And so I felt it all, at least for a little while.

But then I realized that it was OK to find joy in such a dark time, that it didn’t make me selfish or evil. Yes, others were suffering, and I could feel for them, but I couldn’t let it consume me. 

So I journaled, and I read, and I listened to a lot of music. All mediums to help me process what the world was feeling and what I was feeling in the world, 

I listened to “If the World Was Ending” by JP Saxe and Julia Michaels over and over. It was a song of heartbreak and loss and reconciliation that I had loved before, but like it did for so many others, it took on a new meaning this past year. 

In all technicality, the world hadn’t ended. It was still spinning, and still is.

But my world as I knew it had ended, the school and friends and schedules, the hugs. And that was my world, wasn’t it? That was our world. 

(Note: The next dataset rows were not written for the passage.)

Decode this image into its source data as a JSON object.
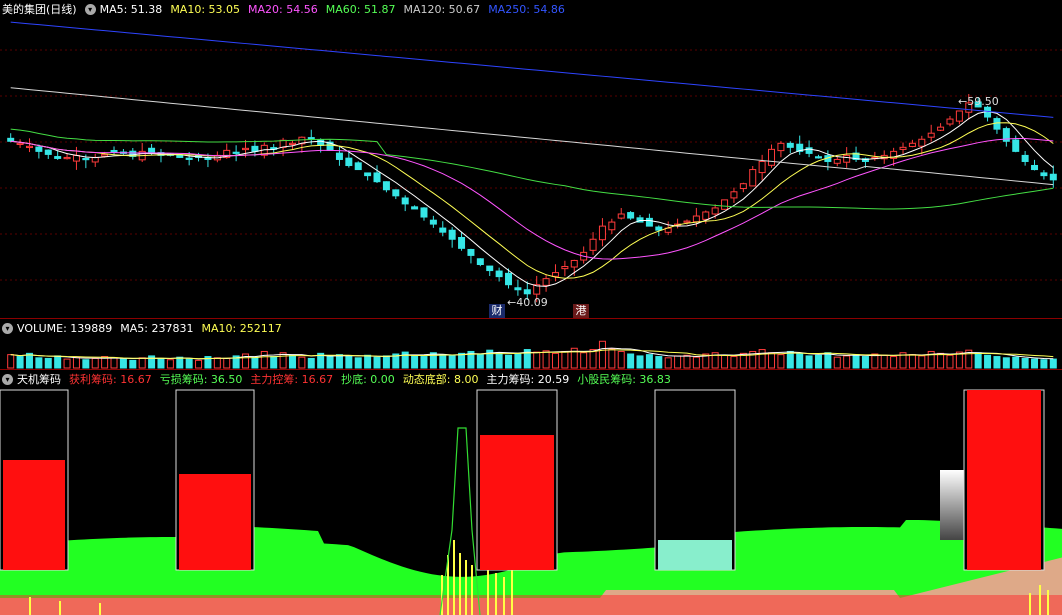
{
  "price_header": {
    "title": "美的集团(日线)",
    "ma": [
      {
        "label": "MA5: 51.38",
        "color": "#ffffff"
      },
      {
        "label": "MA10: 53.05",
        "color": "#ffff55"
      },
      {
        "label": "MA20: 54.56",
        "color": "#ff55ff"
      },
      {
        "label": "MA60: 51.87",
        "color": "#55ff55"
      },
      {
        "label": "MA120: 50.67",
        "color": "#cccccc"
      },
      {
        "label": "MA250: 54.86",
        "color": "#3355ff"
      }
    ]
  },
  "volume_header": {
    "items": [
      {
        "label": "VOLUME: 139889",
        "color": "#ffffff"
      },
      {
        "label": "MA5: 237831",
        "color": "#ffffff"
      },
      {
        "label": "MA10: 252117",
        "color": "#ffff55"
      }
    ]
  },
  "chip_header": {
    "items": [
      {
        "label": "天机筹码",
        "color": "#ffffff"
      },
      {
        "label": "获利筹码: 16.67",
        "color": "#ff3333"
      },
      {
        "label": "亏损筹码: 36.50",
        "color": "#55ff55"
      },
      {
        "label": "主力控筹: 16.67",
        "color": "#ff3333"
      },
      {
        "label": "抄底: 0.00",
        "color": "#55ff55"
      },
      {
        "label": "动态底部: 8.00",
        "color": "#ffff55"
      },
      {
        "label": "主力筹码: 20.59",
        "color": "#ffffff"
      },
      {
        "label": "小股民筹码: 36.83",
        "color": "#55ff55"
      }
    ]
  },
  "markers": {
    "high_label": "59.50",
    "low_label": "40.09",
    "event1": "财",
    "event2": "港"
  },
  "chart_data": [
    {
      "type": "candlestick",
      "ylim": [
        38,
        68
      ],
      "high_marker": 59.5,
      "low_marker": 40.09,
      "closes": [
        55.2,
        55.0,
        54.7,
        54.2,
        53.9,
        53.5,
        53.6,
        53.8,
        53.4,
        53.6,
        53.9,
        54.1,
        54.0,
        53.7,
        54.2,
        54.0,
        53.8,
        53.9,
        53.6,
        53.4,
        53.6,
        53.4,
        53.8,
        54.3,
        54.0,
        54.5,
        54.2,
        54.8,
        54.4,
        55.3,
        55.0,
        55.6,
        55.4,
        54.8,
        54.3,
        53.4,
        52.8,
        52.4,
        51.8,
        51.2,
        50.4,
        49.8,
        49.0,
        48.5,
        47.7,
        47.0,
        46.2,
        45.5,
        44.6,
        43.9,
        43.0,
        42.4,
        41.8,
        41.0,
        40.5,
        40.1,
        41.0,
        41.6,
        42.2,
        42.8,
        43.4,
        44.2,
        45.5,
        46.8,
        47.2,
        48.0,
        47.6,
        47.2,
        46.8,
        46.4,
        46.6,
        47.0,
        47.3,
        47.8,
        48.2,
        48.6,
        49.4,
        50.2,
        51.0,
        52.4,
        53.2,
        54.4,
        55.0,
        54.6,
        54.2,
        54.0,
        53.6,
        53.2,
        53.4,
        53.8,
        53.4,
        53.2,
        53.6,
        53.8,
        54.2,
        54.6,
        55.0,
        55.4,
        56.0,
        56.6,
        57.4,
        58.2,
        59.0,
        58.6,
        57.6,
        56.4,
        55.2,
        54.2,
        53.2,
        52.4,
        51.8,
        51.38
      ]
    },
    {
      "type": "bar",
      "name": "VOLUME",
      "values": [
        2.1,
        1.8,
        2.3,
        1.6,
        1.5,
        1.9,
        1.4,
        1.7,
        1.3,
        1.5,
        1.8,
        1.6,
        1.4,
        1.2,
        1.6,
        1.9,
        1.5,
        1.3,
        1.7,
        1.4,
        1.2,
        1.8,
        1.6,
        1.5,
        1.9,
        2.2,
        1.7,
        2.6,
        1.8,
        2.4,
        2.0,
        1.7,
        1.5,
        2.3,
        1.9,
        2.1,
        1.8,
        1.6,
        2.0,
        1.7,
        1.9,
        2.2,
        2.5,
        2.0,
        1.8,
        2.4,
        2.1,
        1.9,
        2.3,
        2.6,
        2.2,
        2.8,
        2.4,
        2.0,
        2.3,
        2.9,
        2.5,
        2.7,
        2.3,
        2.6,
        3.1,
        2.4,
        2.9,
        4.2,
        3.0,
        2.6,
        2.2,
        1.9,
        2.1,
        1.8,
        1.6,
        1.9,
        2.0,
        1.7,
        2.2,
        2.4,
        2.0,
        1.8,
        2.3,
        2.6,
        2.9,
        2.4,
        2.1,
        2.6,
        2.2,
        1.9,
        2.0,
        2.4,
        1.7,
        1.9,
        2.1,
        1.8,
        2.2,
        2.0,
        1.8,
        2.4,
        2.1,
        1.9,
        2.6,
        2.3,
        2.0,
        2.5,
        2.8,
        2.4,
        2.0,
        1.8,
        1.6,
        1.7,
        1.5,
        1.4,
        1.3,
        1.4
      ]
    }
  ]
}
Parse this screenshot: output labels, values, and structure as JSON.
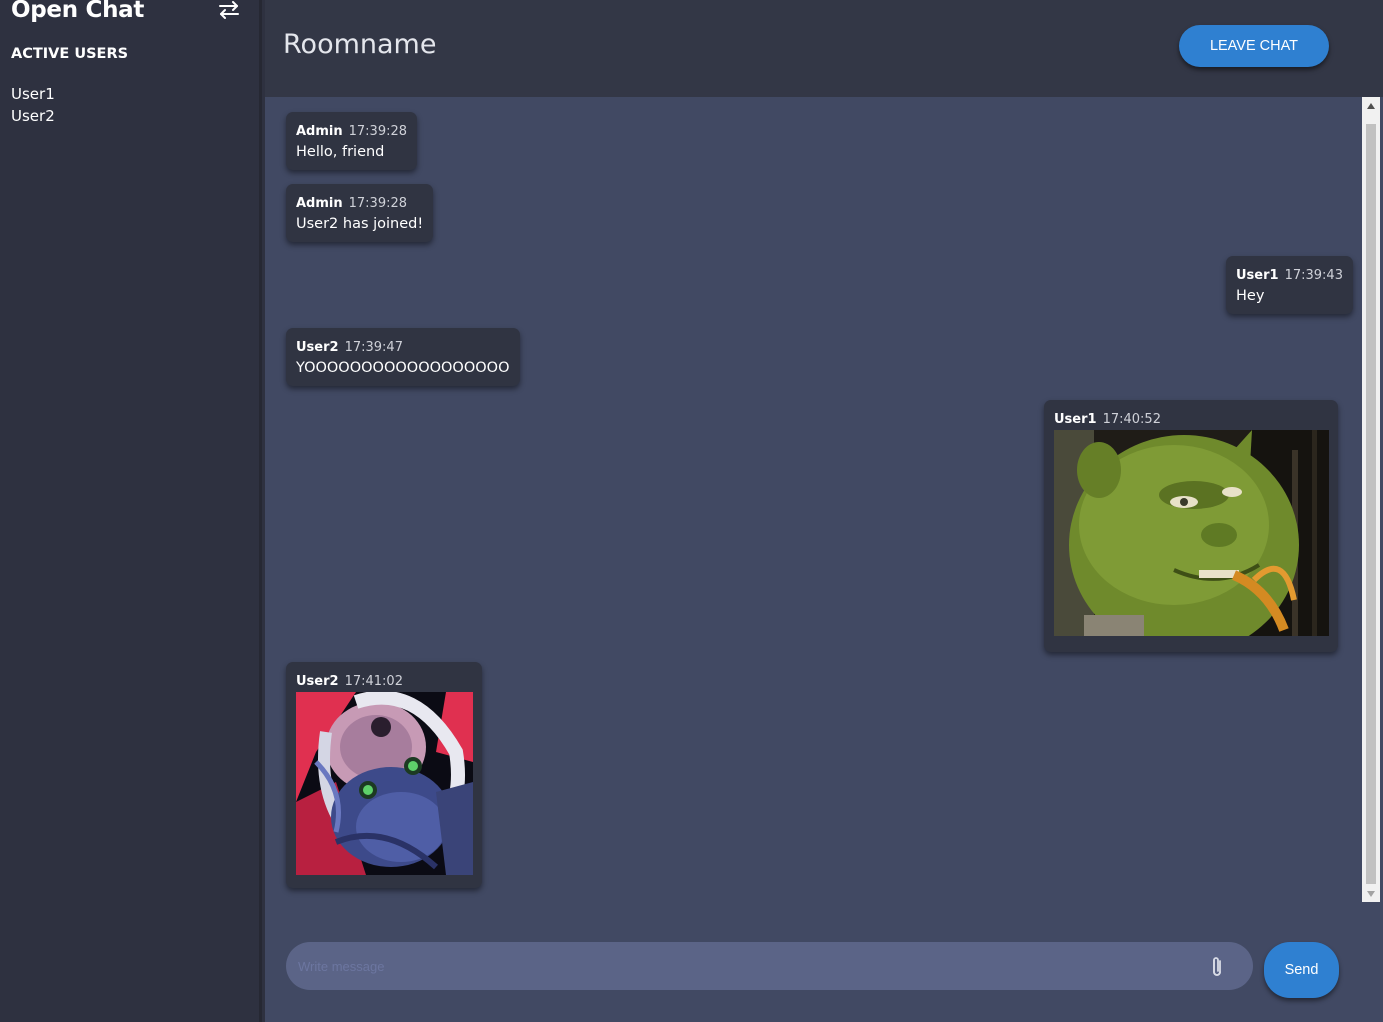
{
  "sidebar": {
    "app_title": "Open Chat",
    "switch_icon": "swap-arrows-icon",
    "users_heading": "ACTIVE USERS",
    "users": [
      "User1",
      "User2"
    ]
  },
  "header": {
    "room_title": "Roomname",
    "leave_label": "LEAVE CHAT"
  },
  "messages": [
    {
      "author": "Admin",
      "time": "17:39:28",
      "text": "Hello, friend",
      "side": "left"
    },
    {
      "author": "Admin",
      "time": "17:39:28",
      "text": "User2 has joined!",
      "side": "left"
    },
    {
      "author": "User1",
      "time": "17:39:43",
      "text": "Hey",
      "side": "right"
    },
    {
      "author": "User2",
      "time": "17:39:47",
      "text": "YOOOOOOOOOOOOOOOOOO",
      "side": "left"
    },
    {
      "author": "User1",
      "time": "17:40:52",
      "image": "shrek-meme-image",
      "side": "right"
    },
    {
      "author": "User2",
      "time": "17:41:02",
      "image": "anime-character-image",
      "side": "left"
    }
  ],
  "compose": {
    "placeholder": "Write message",
    "attach_icon": "paperclip-icon",
    "send_label": "Send"
  },
  "colors": {
    "sidebar_bg": "#2e3140",
    "header_bg": "#333746",
    "chat_bg": "#414963",
    "bubble_bg": "#303442",
    "accent": "#2f80d1",
    "input_bg": "#5b6487"
  }
}
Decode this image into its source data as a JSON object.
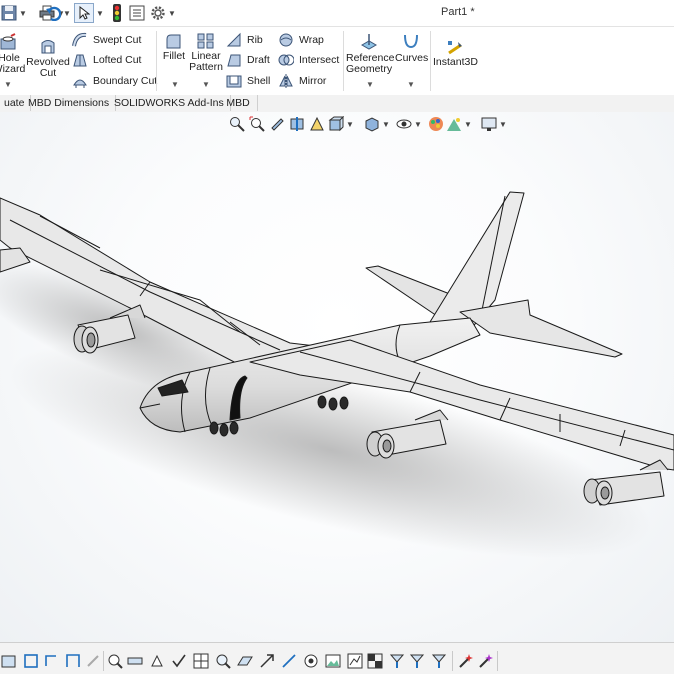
{
  "window": {
    "title": "Part1 *"
  },
  "ribbon": {
    "hole_wizard": "Hole\nWizard",
    "revolved_cut": "Revolved\nCut",
    "swept_cut": "Swept Cut",
    "lofted_cut": "Lofted Cut",
    "boundary_cut": "Boundary Cut",
    "fillet": "Fillet",
    "linear_pattern": "Linear\nPattern",
    "rib": "Rib",
    "draft": "Draft",
    "shell": "Shell",
    "wrap": "Wrap",
    "intersect": "Intersect",
    "mirror": "Mirror",
    "reference_geometry": "Reference\nGeometry",
    "curves": "Curves",
    "instant3d": "Instant3D"
  },
  "tabs": [
    "uate",
    "MBD Dimensions",
    "SOLIDWORKS Add-Ins",
    "MBD"
  ],
  "colors": {
    "accent": "#1f6fbf",
    "model_fill": "#e6e6e6",
    "model_edge": "#1a1a1a"
  }
}
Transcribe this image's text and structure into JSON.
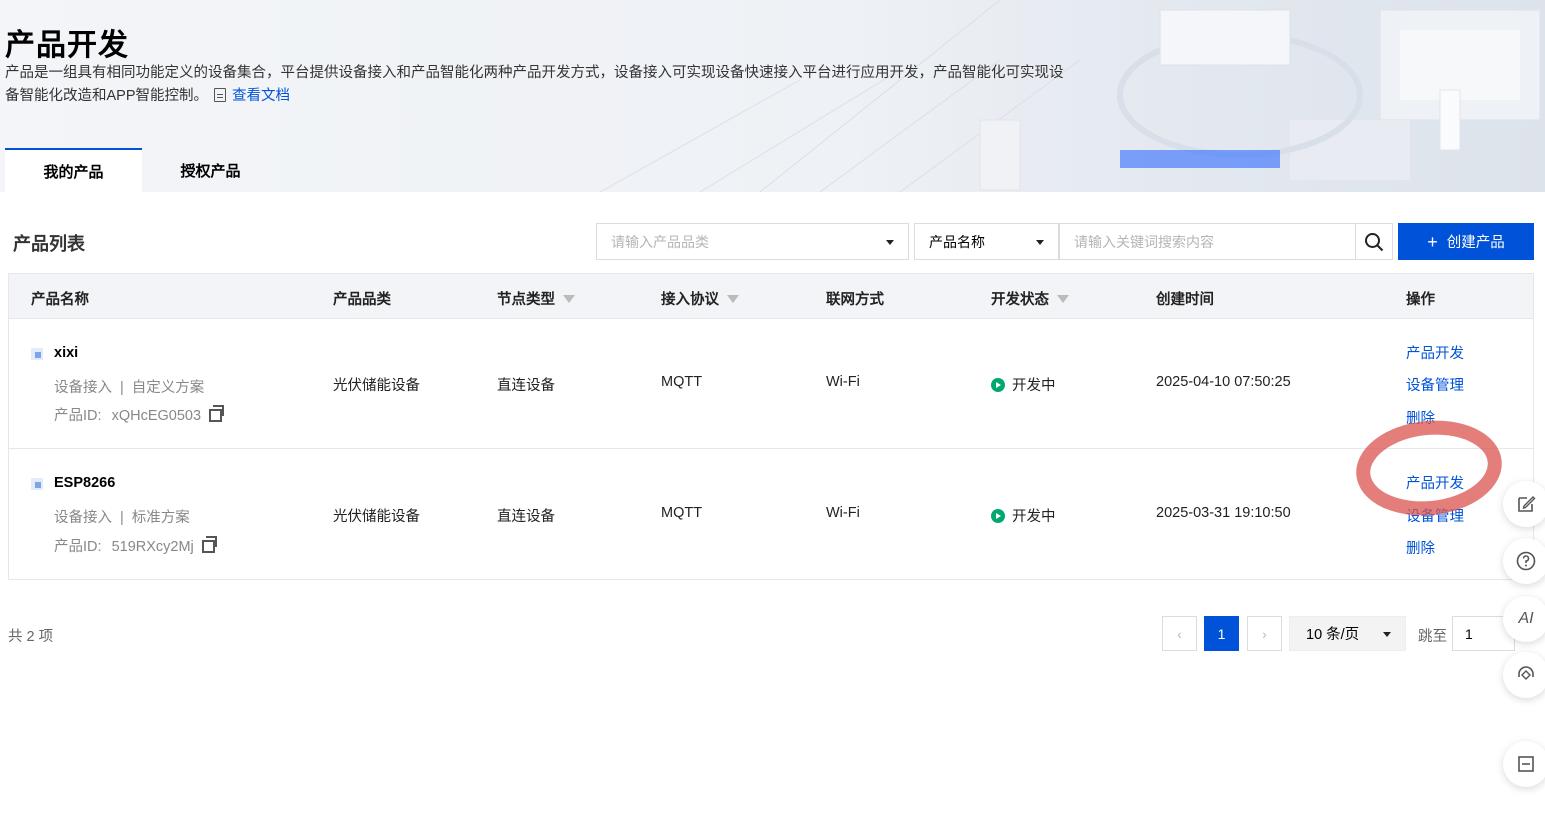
{
  "header": {
    "title": "产品开发",
    "description": "产品是一组具有相同功能定义的设备集合，平台提供设备接入和产品智能化两种产品开发方式，设备接入可实现设备快速接入平台进行应用开发，产品智能化可实现设备智能化改造和APP智能控制。",
    "doc_link": "查看文档"
  },
  "tabs": [
    {
      "label": "我的产品",
      "active": true
    },
    {
      "label": "授权产品",
      "active": false
    }
  ],
  "toolbar": {
    "list_title": "产品列表",
    "category_placeholder": "请输入产品品类",
    "field_select": "产品名称",
    "keyword_placeholder": "请输入关键词搜索内容",
    "create_label": "创建产品",
    "accent_color": "#0052d9"
  },
  "table": {
    "columns": [
      "产品名称",
      "产品品类",
      "节点类型",
      "接入协议",
      "联网方式",
      "开发状态",
      "创建时间",
      "操作"
    ],
    "rows": [
      {
        "name": "xixi",
        "access": "设备接入",
        "sep": "|",
        "scheme": "自定义方案",
        "id_label": "产品ID:",
        "id": "xQHcEG0503",
        "category": "光伏储能设备",
        "node_type": "直连设备",
        "protocol": "MQTT",
        "network": "Wi-Fi",
        "status": "开发中",
        "created": "2025-04-10 07:50:25",
        "ops": [
          "产品开发",
          "设备管理",
          "删除"
        ]
      },
      {
        "name": "ESP8266",
        "access": "设备接入",
        "sep": "|",
        "scheme": "标准方案",
        "id_label": "产品ID:",
        "id": "519RXcy2Mj",
        "category": "光伏储能设备",
        "node_type": "直连设备",
        "protocol": "MQTT",
        "network": "Wi-Fi",
        "status": "开发中",
        "created": "2025-03-31 19:10:50",
        "ops": [
          "产品开发",
          "设备管理",
          "删除"
        ]
      }
    ]
  },
  "pagination": {
    "total": "共 2 项",
    "current_page": "1",
    "page_size": "10 条/页",
    "jump_label": "跳至",
    "jump_value": "1"
  },
  "floating": {
    "ai_label": "AI"
  }
}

I still believe that that feeling was real a year ago. The feeling of the world ending. 

But changing and ending are two very different things. 

I really dislike the term “new normal”, but it’s what we’ve found. We adapted to the change, and found ways that we could still be human with each other. Now, the light at the end of the tunnel seems a little bit brighter, a little bit closer.

The world changes, but it still lives. We still create.

I held my newborn cousin for the first time with a mask on.

I didn’t see my grandparents for months.

My grandma just got her first round of the vaccine.

I started a novel. 

I lost friends.

I found myself.